┌────────

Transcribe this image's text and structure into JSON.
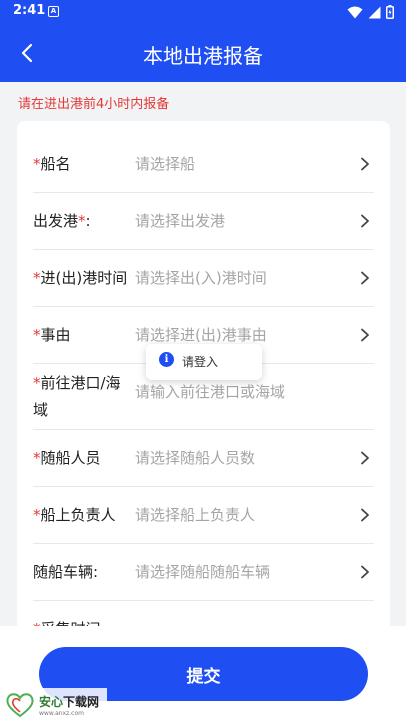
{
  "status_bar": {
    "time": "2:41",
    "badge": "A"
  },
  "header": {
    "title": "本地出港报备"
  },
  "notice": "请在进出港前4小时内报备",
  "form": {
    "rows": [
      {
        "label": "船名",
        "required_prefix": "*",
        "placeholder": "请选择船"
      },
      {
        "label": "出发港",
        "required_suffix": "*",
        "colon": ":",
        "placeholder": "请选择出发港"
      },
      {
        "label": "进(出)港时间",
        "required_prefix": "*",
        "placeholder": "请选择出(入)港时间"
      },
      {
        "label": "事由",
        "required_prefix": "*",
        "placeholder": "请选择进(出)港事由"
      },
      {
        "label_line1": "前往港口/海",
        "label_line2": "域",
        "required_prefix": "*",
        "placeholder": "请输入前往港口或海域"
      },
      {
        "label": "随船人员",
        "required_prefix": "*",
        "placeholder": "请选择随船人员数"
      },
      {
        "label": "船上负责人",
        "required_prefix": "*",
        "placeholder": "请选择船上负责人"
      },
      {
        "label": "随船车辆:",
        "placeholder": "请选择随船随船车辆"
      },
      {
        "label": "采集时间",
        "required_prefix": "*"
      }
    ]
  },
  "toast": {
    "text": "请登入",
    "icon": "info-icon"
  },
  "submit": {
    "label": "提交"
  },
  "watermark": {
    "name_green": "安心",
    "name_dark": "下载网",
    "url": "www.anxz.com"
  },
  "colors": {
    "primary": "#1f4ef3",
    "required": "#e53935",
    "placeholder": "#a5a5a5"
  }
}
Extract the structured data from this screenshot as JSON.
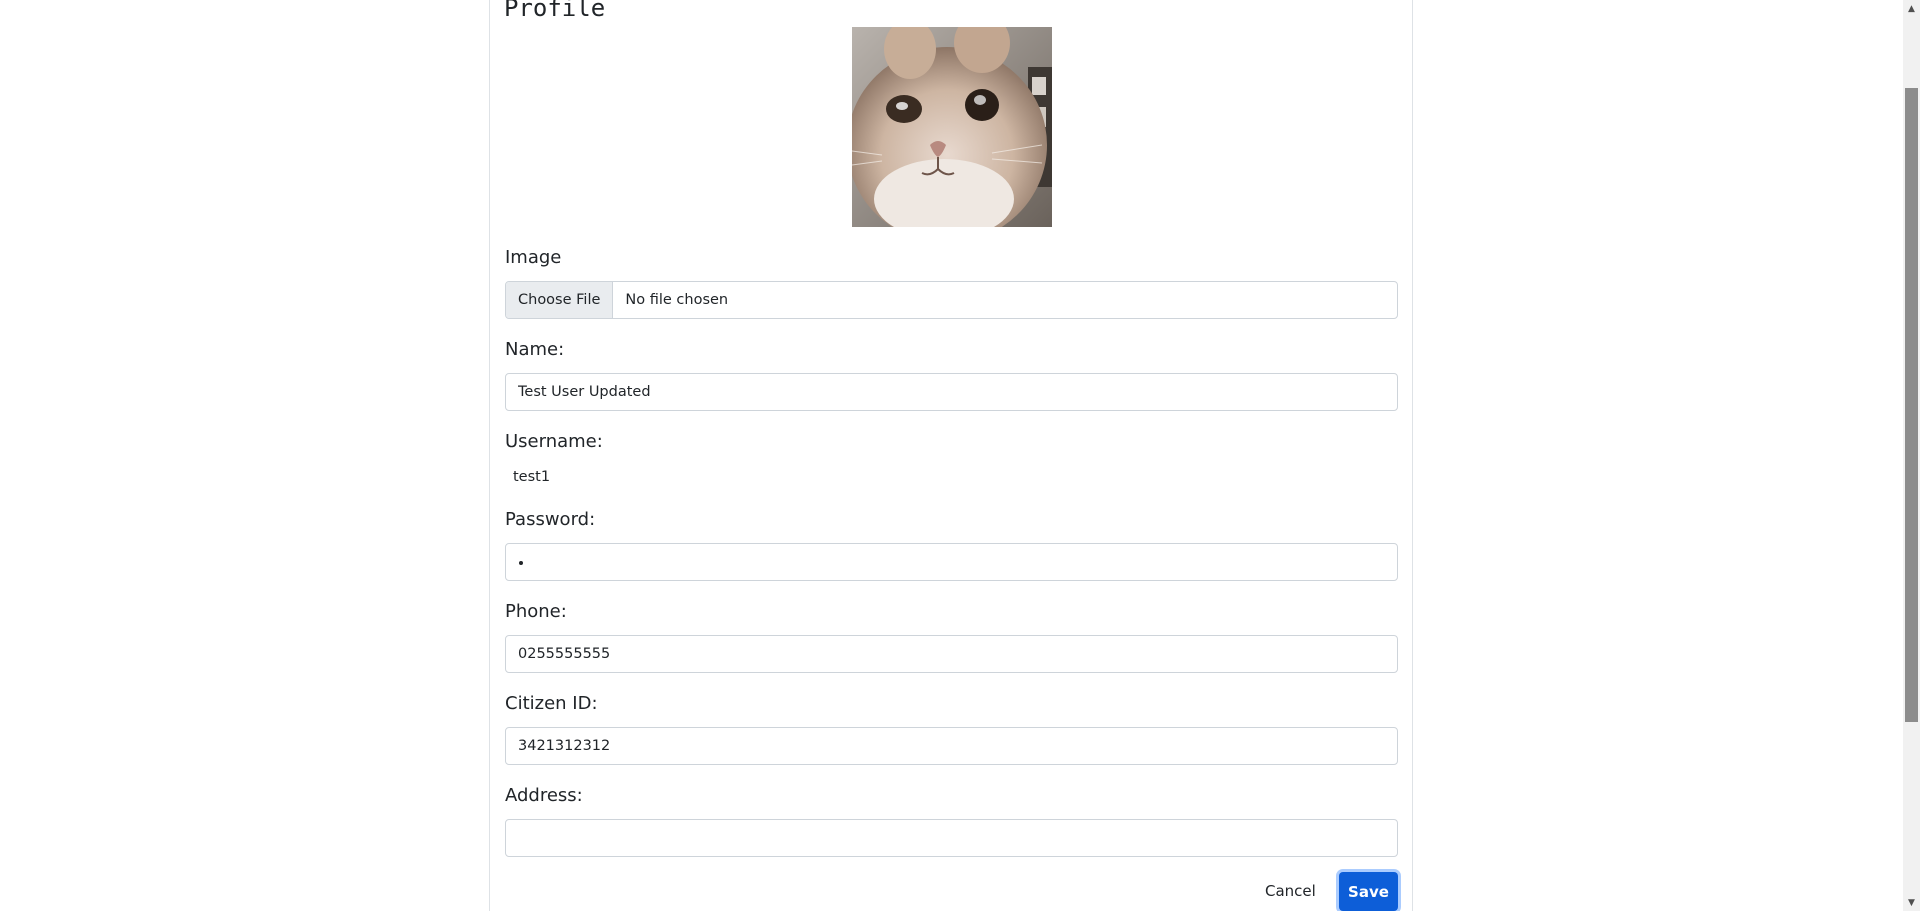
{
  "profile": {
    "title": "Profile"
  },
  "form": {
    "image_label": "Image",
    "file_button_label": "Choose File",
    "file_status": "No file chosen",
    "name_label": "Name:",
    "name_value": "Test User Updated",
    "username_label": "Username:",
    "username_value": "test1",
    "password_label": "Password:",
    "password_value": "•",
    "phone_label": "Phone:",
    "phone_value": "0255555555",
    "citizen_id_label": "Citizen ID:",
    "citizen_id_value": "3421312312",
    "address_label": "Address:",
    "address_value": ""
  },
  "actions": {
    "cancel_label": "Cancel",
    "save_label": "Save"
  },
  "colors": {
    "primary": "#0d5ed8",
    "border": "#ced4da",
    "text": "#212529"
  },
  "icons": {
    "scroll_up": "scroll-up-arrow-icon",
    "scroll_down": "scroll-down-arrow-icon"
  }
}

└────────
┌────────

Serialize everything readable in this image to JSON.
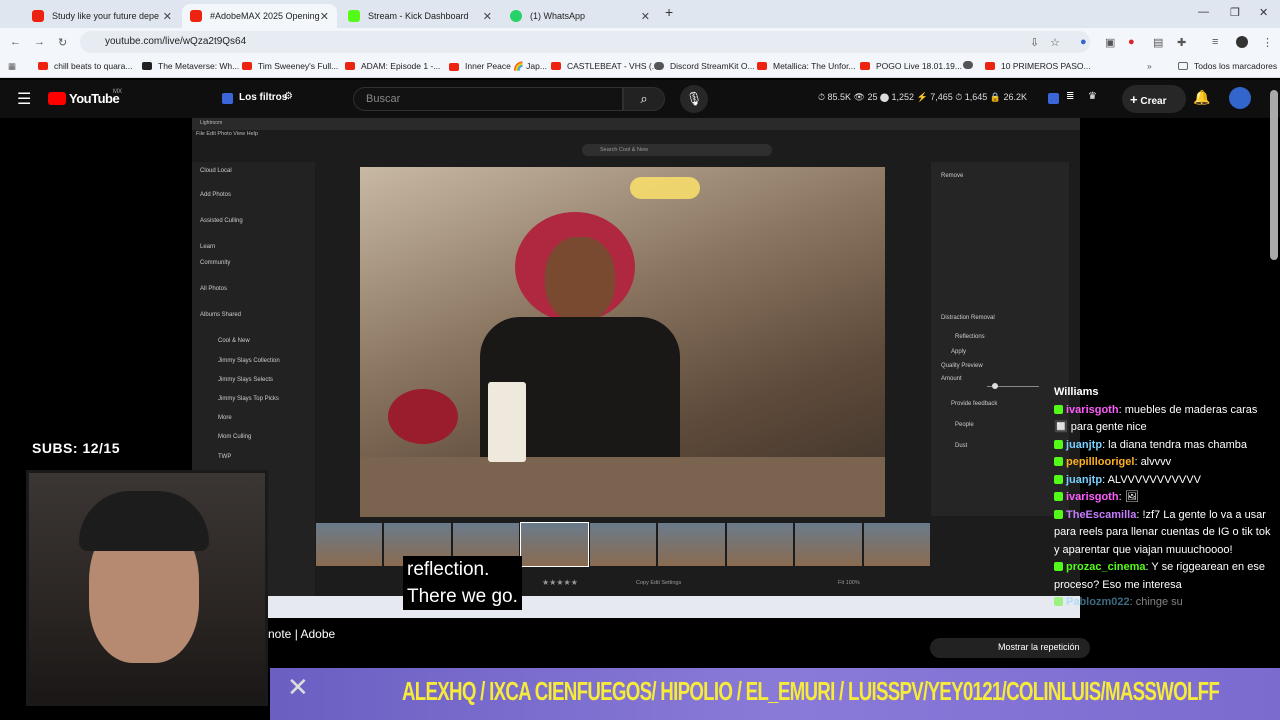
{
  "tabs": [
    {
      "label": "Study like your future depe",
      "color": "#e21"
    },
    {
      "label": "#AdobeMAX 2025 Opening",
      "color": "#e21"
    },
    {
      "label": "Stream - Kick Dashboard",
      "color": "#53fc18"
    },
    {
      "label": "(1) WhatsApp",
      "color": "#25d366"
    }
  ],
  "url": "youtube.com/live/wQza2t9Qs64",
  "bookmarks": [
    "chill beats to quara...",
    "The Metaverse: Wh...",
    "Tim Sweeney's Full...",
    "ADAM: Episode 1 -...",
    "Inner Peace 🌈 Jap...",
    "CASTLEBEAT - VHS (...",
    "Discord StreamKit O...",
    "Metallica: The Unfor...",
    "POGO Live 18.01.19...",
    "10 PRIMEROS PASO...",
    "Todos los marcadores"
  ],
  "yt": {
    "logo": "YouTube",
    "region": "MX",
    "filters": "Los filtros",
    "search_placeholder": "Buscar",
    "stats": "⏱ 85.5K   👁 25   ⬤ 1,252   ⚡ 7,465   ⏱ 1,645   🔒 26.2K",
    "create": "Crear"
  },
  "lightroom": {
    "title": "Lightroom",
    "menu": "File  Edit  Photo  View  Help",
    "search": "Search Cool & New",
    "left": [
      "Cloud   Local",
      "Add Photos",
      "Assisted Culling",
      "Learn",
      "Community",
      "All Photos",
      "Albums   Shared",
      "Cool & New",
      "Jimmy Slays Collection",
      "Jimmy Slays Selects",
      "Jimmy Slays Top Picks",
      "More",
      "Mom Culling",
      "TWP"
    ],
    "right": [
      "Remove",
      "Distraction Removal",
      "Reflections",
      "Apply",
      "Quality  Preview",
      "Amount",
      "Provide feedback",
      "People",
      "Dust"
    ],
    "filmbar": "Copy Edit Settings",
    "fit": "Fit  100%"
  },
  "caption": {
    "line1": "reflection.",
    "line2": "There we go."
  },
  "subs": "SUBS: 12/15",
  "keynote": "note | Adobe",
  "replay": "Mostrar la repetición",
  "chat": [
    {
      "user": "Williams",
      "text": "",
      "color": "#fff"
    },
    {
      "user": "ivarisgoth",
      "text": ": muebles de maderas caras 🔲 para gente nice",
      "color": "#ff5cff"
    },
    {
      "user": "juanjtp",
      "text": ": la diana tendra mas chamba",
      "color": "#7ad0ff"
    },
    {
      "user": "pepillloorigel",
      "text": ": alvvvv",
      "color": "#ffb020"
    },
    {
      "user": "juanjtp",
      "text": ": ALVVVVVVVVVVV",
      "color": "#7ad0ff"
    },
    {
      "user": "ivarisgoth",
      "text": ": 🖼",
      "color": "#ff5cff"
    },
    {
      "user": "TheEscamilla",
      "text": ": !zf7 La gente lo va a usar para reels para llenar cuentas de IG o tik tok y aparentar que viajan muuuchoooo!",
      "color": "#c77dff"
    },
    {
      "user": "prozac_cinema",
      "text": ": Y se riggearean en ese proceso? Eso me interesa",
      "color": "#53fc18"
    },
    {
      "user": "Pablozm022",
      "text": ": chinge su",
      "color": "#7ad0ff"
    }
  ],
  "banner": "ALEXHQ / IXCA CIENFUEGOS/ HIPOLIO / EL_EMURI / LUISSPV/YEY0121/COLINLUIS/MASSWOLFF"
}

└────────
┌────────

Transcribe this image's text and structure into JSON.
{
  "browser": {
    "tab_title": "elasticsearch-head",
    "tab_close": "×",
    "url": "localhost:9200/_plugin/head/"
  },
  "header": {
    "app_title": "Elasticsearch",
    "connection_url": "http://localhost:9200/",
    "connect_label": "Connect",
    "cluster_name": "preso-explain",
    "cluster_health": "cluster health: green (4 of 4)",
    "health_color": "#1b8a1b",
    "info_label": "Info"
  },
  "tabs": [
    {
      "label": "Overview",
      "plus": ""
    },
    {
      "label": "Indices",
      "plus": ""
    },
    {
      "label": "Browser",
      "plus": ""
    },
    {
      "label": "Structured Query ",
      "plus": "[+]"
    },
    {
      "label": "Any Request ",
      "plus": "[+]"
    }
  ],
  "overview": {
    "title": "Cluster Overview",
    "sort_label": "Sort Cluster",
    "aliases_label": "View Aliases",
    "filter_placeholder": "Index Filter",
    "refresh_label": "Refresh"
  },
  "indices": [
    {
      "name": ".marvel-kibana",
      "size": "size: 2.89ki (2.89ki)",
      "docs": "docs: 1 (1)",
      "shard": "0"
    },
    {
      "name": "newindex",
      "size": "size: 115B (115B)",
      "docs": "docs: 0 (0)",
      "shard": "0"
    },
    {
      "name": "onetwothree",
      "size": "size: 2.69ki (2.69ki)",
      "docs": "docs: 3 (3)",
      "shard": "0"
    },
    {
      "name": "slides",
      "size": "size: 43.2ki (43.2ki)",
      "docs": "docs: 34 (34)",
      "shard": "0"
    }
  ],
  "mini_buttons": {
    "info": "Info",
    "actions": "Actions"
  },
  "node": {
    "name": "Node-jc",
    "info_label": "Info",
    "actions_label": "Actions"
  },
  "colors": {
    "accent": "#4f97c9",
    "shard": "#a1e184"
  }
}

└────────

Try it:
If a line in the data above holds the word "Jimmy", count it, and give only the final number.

The completed task:
3